Addiction is something that you can fight. Fighting addiction is much easier when you have the proper resources and all the right people in your corner. Once you realize that you have become addicted to a drug, you need to tell your friends and family who you trust that you are dealing with an addiction.

Although it may seem scary and nearly impossible to tell your friends or family that you are struggling with addiction, it is one of the most important parts of your recovery. All the trusted members of your inner circle that you are struggling with addiction. Allow them to help guide you and cheer you on through this process.

Many people will skip this part. This is not recommended because many people who do not have support from their friends and family will relapse.
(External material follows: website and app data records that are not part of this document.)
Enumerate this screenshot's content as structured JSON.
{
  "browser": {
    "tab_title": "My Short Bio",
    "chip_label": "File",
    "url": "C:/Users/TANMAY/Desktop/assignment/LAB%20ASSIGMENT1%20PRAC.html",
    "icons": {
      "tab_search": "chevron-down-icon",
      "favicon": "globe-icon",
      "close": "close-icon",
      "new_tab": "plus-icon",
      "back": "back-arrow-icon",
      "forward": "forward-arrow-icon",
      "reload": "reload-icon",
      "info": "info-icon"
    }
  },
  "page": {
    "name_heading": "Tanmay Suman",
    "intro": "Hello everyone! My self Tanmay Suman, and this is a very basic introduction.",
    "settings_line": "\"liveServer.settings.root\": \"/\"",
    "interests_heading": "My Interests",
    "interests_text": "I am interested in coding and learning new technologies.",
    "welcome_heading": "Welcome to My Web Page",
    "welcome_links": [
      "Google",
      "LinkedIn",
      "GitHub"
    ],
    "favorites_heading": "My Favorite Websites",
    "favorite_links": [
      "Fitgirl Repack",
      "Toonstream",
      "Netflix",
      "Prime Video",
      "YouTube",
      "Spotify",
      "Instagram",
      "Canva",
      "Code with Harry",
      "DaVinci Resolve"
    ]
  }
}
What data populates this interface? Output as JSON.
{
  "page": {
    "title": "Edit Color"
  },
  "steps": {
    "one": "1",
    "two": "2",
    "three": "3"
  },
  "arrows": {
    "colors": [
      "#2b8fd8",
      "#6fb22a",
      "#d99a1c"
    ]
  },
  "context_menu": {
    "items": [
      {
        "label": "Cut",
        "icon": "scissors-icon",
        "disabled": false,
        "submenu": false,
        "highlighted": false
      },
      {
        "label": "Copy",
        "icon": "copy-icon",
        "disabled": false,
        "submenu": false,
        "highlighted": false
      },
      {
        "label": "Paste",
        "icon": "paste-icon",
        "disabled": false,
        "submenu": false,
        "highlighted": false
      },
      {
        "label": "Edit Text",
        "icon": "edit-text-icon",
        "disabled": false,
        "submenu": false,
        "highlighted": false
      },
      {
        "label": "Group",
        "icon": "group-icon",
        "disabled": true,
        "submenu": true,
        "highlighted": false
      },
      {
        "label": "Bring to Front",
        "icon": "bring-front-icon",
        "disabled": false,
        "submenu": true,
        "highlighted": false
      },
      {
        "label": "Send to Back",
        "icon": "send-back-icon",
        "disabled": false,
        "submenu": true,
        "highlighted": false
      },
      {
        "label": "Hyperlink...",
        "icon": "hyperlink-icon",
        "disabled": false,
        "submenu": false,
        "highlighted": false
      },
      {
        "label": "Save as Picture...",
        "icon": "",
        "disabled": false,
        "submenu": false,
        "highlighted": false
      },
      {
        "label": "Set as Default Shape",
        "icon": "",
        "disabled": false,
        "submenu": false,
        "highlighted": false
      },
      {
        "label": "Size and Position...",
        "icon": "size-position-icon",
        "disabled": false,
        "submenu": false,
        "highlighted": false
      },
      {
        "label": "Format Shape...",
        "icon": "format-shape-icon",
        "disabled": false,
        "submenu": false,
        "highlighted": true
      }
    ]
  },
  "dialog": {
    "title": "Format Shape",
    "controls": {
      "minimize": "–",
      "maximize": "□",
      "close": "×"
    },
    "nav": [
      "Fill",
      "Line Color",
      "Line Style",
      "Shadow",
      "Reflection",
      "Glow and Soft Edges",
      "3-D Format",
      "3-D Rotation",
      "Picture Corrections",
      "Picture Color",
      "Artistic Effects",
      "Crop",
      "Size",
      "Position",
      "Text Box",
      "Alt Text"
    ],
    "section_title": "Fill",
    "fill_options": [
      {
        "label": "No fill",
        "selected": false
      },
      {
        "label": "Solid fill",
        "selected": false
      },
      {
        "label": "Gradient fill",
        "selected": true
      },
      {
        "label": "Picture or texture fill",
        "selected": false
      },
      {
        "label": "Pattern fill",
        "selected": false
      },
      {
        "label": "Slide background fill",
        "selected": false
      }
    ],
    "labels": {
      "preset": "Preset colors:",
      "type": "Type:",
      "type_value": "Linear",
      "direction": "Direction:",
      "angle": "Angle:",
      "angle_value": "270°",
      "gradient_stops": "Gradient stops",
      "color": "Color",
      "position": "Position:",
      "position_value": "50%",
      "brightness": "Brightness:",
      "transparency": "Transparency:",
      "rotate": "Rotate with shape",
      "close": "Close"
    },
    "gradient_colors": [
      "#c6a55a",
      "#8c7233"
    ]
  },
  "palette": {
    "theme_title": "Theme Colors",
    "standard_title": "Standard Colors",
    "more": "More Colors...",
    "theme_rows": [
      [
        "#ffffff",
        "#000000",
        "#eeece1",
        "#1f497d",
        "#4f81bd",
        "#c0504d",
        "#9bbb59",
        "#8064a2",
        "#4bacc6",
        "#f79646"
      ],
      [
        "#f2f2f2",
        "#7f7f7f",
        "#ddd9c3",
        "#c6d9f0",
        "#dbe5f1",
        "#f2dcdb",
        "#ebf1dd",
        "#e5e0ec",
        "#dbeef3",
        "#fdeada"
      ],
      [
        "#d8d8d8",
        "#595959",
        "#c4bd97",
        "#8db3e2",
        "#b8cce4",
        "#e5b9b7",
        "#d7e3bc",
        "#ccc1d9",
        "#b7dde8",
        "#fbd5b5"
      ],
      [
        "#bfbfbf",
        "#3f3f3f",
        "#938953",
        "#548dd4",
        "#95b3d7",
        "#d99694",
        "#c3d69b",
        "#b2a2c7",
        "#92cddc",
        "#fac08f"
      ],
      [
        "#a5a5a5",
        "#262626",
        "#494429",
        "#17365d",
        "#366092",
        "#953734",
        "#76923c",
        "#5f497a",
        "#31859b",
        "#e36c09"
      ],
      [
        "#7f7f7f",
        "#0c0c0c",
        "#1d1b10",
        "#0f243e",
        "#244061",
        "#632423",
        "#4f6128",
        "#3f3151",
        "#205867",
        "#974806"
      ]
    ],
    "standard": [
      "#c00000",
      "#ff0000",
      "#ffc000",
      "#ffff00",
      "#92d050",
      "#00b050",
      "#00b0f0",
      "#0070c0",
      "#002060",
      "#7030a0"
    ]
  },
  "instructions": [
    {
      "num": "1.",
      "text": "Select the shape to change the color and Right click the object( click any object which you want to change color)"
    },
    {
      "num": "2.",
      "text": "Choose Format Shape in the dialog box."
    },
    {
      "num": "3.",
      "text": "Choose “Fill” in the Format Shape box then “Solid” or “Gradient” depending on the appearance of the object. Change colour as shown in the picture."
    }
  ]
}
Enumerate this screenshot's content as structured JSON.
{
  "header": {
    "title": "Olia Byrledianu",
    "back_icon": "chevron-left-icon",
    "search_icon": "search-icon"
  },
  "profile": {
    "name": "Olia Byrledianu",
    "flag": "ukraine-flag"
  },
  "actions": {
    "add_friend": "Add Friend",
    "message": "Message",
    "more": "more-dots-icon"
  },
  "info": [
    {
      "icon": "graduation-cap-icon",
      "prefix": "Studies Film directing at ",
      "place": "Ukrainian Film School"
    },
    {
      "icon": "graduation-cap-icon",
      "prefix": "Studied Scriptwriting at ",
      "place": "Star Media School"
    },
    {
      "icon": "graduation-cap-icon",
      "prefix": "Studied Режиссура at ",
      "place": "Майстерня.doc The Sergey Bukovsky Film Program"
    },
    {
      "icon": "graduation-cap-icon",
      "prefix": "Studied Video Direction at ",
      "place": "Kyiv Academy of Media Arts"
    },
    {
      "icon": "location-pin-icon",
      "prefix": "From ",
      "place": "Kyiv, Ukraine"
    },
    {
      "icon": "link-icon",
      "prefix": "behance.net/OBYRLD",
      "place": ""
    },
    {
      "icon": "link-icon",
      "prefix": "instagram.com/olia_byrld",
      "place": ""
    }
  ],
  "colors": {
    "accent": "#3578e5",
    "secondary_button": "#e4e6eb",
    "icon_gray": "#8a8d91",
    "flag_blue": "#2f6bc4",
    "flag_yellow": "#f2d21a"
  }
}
Another aspect of beginning your recovery and getting help is to avoid triggers and environments where you want to take the drug. Working with the therapist is a great way to identify the root causes of the addiction as well as create plans to avoid those locations and triggers. A therapist can also help create new cognitive Pathways that are beneficial and help to treat addiction. The best therapists for addiction can be found at professional and rehab centers.

All the support from friends and family is important and extremely beneficial. It is not the only available support. Professional centers for detoxification and rehabilitation are available and should be utilized. Many centers for detoxification and rehabilitation accept insurance and work with their patients on a case-by-case basis to ensure everyone has access to the care they need and deserve.

You are no exception. If you are struggling with addiction, then you deserve to be able to beat it. Look for rehabilitation and detoxification centers in your area to help kick-start your journey to getting back on your feet. 

If you or a loved one is suffering from addiction, reach out to a premier drug detox facility now. Nobody deserves to live a life controlled by drugs and substances. There is a better life waiting for you. All you need to do is take the next step towards it.

Sources:

  1. National Institute on Drug Abuse. Drugs and the Brain. National Institute on Drug Abuse. Published July 2020. Accessed August 27, 2022. https://nida.nih.gov/publications/drugs-brains-behavior-science-addiction/drugs-brain

Medical Content Writer

Amanda Stevens, B.S.

Amanda is a prolific medical content writer specializing in eating disorders and addiction treatment. She graduated Magnum Cum Laude from Purdue University with a B.S. in Social Work. As a person in recovery from disordered eating, she is passionate about seeing people heal and transform. She writes for popular treatment centers such as Ocean Recovery, Epiphany Wellness, The Heights Treatment, Infinite Recovery, New Waters Recovery and adolescent mental health treatment center BasePoint Academy. In her spare time she loves learning about health, nutrition, meditation, spiritual practices, and enjoys being the a mother of a beautiful daughter.

Last medically reviewed August 27, 2022